Thermal regelation of single particles and particle clusters in ice.
We investigate the migration by thermal regelation of single particles and clusters of particles surrounded by ice subjected to a temperature gradient. This phenomenon is relevant to the casting of porous materials, to cryopreservation of biological tissue, and to the degradation of paleoclimatic signals held in ice sheets, for example. Using carefully controlled laboratory experiments, we measure the migration rates of single particles and clusters as they approach the freezing front. We find that clusters migrate at a constant rate, while single particles accelerate towards the freezing front. This fundamental difference is attributed to the fact that, during regelation, melt water passes through the interstices of a cluster, limited by its constant permeability, but for a single particle must flow through a thin layer of pre-melted ice whose thickness diverges as the freezing temperature is approached, reducing the viscous resistance to migration. We extend existing theories of particle and cluster migration to include the influences of different thermal conductivities and of latent heat on the local temperature field in and around the particle or cluster.

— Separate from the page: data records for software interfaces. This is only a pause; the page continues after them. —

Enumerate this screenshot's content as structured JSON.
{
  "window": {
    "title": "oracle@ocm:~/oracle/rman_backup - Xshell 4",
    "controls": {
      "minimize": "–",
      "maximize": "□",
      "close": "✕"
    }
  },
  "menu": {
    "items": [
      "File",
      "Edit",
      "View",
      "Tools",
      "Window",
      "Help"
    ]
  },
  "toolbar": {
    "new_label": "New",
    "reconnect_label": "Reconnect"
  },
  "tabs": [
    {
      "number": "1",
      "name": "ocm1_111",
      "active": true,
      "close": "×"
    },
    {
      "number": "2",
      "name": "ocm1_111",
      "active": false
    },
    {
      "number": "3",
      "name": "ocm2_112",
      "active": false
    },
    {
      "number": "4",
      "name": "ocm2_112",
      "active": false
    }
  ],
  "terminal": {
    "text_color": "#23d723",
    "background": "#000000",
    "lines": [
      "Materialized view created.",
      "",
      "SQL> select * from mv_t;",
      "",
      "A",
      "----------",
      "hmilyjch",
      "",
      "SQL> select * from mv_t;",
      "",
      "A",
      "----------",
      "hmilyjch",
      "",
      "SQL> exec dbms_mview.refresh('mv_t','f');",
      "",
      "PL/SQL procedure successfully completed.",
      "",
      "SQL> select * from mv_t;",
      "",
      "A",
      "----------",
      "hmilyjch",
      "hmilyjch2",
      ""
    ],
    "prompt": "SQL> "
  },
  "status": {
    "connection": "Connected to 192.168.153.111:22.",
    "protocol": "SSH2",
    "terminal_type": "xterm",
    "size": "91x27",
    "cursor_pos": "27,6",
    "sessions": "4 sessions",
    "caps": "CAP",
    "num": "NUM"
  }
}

We find that if the specific latent heat is large or the viscous resistance to flow is sufficiently small then the migration rate is determined solely by heat transport.